Work required:
For every line in the records below that holds "label", make a copy.

Web page and app entries:
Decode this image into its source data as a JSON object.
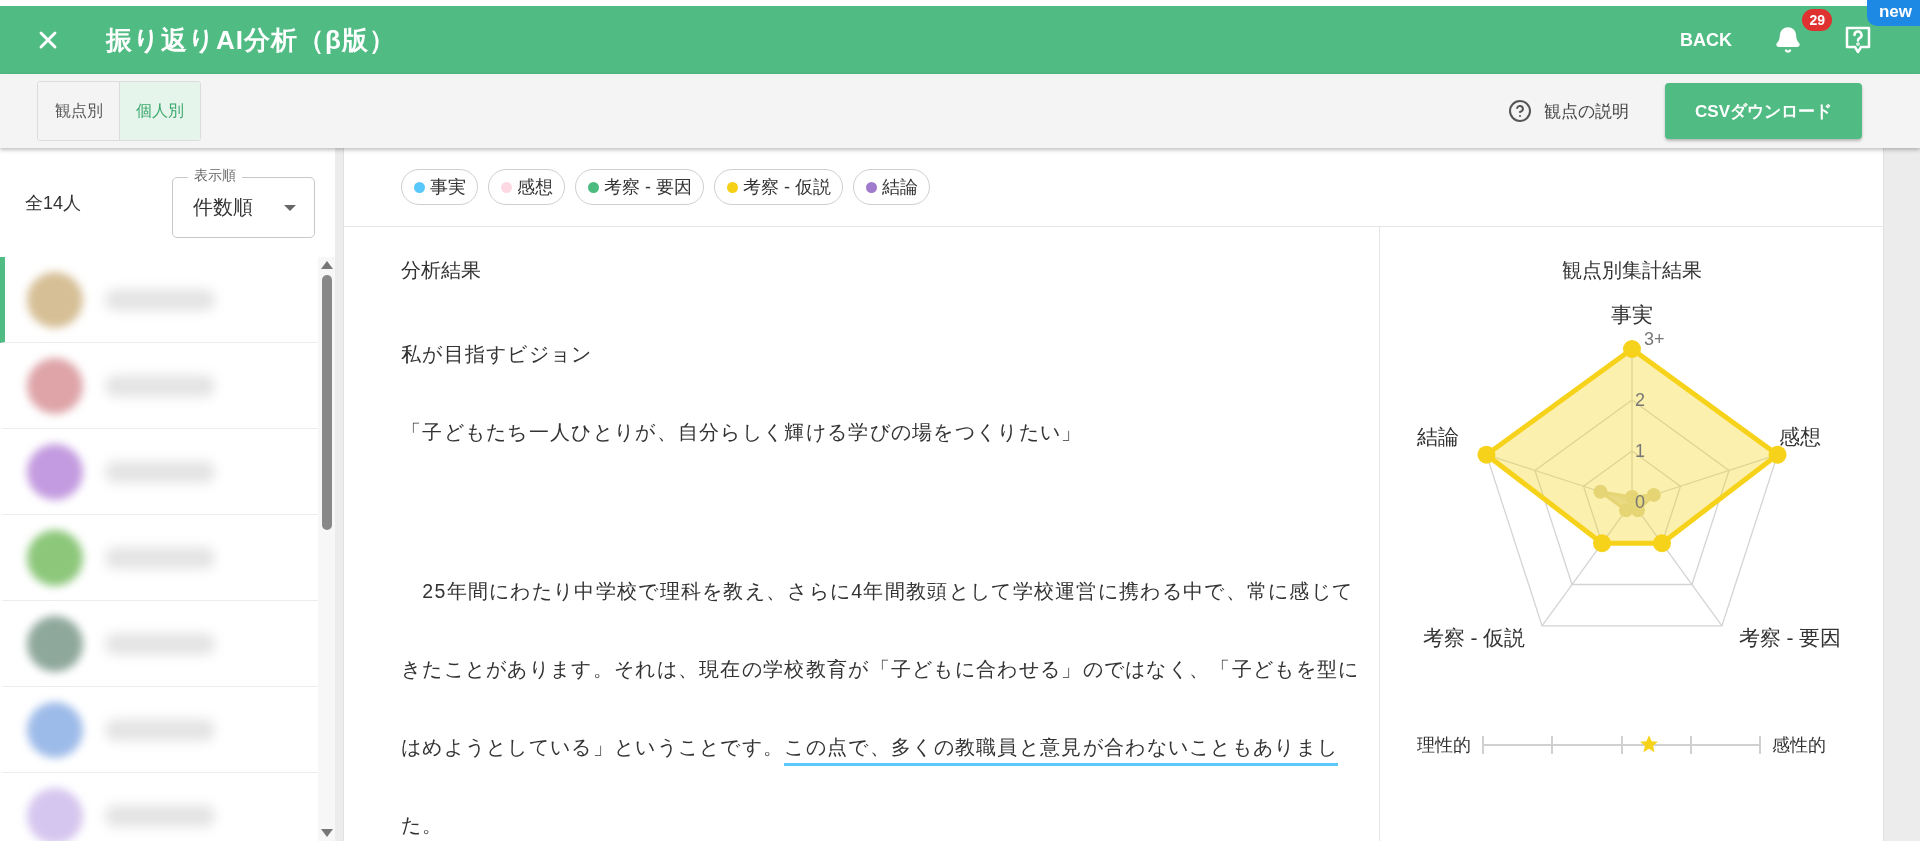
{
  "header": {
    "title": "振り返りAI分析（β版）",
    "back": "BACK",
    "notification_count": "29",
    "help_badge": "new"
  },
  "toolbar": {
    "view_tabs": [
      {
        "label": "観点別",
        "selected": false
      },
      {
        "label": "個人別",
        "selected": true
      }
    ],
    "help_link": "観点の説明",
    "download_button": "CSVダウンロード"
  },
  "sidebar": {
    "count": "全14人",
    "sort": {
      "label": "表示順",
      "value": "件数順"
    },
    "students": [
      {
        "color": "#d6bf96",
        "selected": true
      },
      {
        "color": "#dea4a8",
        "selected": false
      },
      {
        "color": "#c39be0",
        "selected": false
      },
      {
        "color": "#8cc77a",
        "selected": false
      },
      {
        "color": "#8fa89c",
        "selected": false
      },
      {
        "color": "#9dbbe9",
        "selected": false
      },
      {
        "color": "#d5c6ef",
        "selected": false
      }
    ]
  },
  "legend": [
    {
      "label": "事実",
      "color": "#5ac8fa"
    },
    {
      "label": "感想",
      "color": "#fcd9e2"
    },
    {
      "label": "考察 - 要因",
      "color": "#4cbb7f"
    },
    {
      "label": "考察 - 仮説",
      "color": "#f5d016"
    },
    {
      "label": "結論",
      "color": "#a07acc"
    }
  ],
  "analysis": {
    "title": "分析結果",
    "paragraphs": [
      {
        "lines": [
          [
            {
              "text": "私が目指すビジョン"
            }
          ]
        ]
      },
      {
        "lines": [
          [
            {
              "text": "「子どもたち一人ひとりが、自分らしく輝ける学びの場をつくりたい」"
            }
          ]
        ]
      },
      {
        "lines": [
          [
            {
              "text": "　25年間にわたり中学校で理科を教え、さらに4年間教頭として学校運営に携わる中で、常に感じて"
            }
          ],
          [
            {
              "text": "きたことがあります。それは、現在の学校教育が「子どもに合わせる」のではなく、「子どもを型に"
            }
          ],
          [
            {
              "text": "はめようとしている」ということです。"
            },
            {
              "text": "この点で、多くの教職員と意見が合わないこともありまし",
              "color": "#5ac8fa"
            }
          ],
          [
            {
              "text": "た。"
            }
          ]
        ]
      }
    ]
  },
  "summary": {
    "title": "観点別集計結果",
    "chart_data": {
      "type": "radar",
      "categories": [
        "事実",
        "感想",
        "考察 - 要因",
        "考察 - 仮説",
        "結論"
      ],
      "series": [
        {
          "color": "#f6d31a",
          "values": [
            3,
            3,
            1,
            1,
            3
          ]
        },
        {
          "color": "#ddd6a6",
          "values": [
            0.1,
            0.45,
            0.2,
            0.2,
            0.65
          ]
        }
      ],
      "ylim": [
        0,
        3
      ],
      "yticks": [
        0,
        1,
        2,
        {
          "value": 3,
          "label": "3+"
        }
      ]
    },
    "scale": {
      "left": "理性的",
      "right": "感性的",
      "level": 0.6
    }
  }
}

Solution below:
        "label": "観点別",
        "label": "個人別",
      "label": "表示順",
      "label": "事実",
      "label": "感想",
      "label": "考察 - 要因",
      "label": "考察 - 仮説",
      "label": "結論",
          "label": "3+"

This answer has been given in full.